A one-day pre-meeting workshop was held on August 7, 2011, immediately preceding the annual Microscopy and Microanalysis (M&M) 2011 meeting in Nashville, Tennessee. The workshop was organized by the Aberration-Corrected Electron Microscopy (ACEM) Focused Interest Group, with an Organizing Committee consisting of Phil Batson, Dave Muller, Larry Allard, Paul Voyles, Miofang Chi, and Mike O'Keefe.

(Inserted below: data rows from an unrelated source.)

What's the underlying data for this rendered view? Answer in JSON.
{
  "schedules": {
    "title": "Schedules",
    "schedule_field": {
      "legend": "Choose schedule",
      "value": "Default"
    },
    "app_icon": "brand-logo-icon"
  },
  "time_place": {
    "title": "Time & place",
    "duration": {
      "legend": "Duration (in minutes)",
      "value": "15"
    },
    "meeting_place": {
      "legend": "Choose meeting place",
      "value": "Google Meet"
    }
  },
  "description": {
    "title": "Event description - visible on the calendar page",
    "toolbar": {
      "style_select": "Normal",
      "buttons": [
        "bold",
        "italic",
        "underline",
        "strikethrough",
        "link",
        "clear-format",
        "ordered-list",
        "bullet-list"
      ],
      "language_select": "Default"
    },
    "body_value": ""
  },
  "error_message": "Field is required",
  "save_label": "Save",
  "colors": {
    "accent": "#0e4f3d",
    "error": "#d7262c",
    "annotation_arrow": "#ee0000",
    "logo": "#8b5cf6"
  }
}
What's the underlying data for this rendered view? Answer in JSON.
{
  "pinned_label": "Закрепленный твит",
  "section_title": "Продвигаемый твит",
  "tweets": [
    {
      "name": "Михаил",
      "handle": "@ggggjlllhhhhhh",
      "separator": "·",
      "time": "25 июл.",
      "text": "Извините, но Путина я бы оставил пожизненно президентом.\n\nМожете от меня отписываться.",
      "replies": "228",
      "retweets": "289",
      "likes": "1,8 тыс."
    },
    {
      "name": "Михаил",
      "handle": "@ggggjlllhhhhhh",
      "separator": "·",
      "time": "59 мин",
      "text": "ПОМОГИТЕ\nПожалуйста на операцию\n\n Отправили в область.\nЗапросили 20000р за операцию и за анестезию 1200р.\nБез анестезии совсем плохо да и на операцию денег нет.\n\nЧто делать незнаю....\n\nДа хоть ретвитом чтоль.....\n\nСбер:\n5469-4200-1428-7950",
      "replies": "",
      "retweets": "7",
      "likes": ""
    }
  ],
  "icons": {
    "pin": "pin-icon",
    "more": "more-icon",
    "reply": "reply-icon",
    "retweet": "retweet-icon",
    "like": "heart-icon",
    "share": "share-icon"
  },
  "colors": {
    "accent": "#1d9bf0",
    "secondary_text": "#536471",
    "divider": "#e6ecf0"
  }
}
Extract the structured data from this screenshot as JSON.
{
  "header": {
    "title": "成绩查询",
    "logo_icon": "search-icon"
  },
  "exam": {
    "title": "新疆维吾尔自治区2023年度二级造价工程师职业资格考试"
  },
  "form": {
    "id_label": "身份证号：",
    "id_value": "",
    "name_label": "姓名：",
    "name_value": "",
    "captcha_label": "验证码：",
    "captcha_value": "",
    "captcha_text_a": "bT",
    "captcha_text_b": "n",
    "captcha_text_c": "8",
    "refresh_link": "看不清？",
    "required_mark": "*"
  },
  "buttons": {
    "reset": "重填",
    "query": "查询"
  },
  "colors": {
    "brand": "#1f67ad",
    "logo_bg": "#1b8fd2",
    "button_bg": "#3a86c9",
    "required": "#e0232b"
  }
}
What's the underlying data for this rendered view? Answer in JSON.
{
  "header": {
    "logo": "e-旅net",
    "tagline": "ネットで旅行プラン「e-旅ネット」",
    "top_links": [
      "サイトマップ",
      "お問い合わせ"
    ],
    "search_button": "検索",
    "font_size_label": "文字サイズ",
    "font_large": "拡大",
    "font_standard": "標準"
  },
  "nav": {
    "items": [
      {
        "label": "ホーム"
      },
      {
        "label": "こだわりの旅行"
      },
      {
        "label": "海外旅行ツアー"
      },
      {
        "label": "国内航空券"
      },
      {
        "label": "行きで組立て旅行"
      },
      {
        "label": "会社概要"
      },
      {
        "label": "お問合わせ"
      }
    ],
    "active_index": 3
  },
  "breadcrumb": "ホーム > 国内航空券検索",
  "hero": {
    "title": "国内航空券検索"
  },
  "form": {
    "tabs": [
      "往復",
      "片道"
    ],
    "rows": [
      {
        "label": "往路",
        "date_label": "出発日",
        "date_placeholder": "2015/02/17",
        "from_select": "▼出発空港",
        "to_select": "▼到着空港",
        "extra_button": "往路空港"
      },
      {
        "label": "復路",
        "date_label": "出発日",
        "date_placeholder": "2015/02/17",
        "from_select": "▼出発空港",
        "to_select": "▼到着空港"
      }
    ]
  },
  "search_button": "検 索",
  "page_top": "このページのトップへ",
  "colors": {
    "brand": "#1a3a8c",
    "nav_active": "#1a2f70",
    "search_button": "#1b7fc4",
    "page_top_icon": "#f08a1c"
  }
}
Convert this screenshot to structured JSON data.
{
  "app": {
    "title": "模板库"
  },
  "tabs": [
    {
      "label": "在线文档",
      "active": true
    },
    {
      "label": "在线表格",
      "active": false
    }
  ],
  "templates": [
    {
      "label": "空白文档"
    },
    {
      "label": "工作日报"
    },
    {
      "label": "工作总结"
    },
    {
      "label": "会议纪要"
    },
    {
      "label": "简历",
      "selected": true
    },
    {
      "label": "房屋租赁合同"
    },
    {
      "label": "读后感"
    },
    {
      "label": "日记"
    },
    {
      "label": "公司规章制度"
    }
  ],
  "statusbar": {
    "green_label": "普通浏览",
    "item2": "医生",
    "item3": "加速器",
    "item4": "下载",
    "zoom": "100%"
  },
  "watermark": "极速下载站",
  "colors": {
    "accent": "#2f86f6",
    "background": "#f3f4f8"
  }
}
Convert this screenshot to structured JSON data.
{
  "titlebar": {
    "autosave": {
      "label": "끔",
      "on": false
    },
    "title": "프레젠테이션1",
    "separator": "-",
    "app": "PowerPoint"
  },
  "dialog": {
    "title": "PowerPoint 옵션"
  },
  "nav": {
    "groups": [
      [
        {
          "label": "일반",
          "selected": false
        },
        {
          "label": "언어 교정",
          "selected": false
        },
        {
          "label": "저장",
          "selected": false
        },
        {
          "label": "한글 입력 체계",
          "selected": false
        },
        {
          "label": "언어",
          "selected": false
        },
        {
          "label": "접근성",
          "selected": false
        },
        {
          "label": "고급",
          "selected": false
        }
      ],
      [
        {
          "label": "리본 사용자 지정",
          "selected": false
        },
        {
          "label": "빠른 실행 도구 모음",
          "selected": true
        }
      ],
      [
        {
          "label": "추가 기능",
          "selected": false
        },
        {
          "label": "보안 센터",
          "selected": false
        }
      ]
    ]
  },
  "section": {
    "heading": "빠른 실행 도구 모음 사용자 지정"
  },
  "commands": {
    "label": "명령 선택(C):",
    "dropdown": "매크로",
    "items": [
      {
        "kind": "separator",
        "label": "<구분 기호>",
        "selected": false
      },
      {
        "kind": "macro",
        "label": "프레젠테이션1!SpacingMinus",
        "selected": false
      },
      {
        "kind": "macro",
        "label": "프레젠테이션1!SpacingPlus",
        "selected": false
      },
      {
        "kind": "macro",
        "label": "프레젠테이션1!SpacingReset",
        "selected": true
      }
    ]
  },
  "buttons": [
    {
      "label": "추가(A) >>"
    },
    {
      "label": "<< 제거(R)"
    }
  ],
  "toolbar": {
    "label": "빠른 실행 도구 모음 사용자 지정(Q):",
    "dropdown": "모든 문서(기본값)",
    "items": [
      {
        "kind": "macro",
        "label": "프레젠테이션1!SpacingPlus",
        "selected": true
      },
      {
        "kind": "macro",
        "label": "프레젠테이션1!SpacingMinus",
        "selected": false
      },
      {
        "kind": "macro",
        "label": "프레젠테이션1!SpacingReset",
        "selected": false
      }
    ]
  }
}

The workshop was intended as a forum for the discussion of the latest advances and solutions to problems associated with application of aberration-correction technology in transmission and scanning transmission electron microscopy. The format consisted of platform presentations by both invited and contributed speakers, chosen for their potential to spark discussion, together with a working lunch–poster session. Over 100 people participated during the full-day M&M pre-meeting. Invited speakers covered innovations and issues, while contributors (both platform and poster) highlighted practical experiences and solutions to problems encountered during the application of ACEM to on-going experimental studies. The topical areas for the workshop included new corrector designs, image collection/interpretation, and innovations in spectroscopies or new signal types, as well as artifacts and practical experiences in applications of ACEM to difficult situations such as hard/soft materials and in situ experiments. All platform presentations were intentionally kept short (∼15–20 minutes) to allow the maximum amount of interaction and information flow among attendees. This special section of Microscopy and Microanalysis highlights contributions from presenters at the meeting, which went through the usual refereeing process before being accepted for publication in this issue. These papers provide but a small snapshot of the exciting new developments and opportunities for the burgeoning field of aberration-corrected electron microscopy.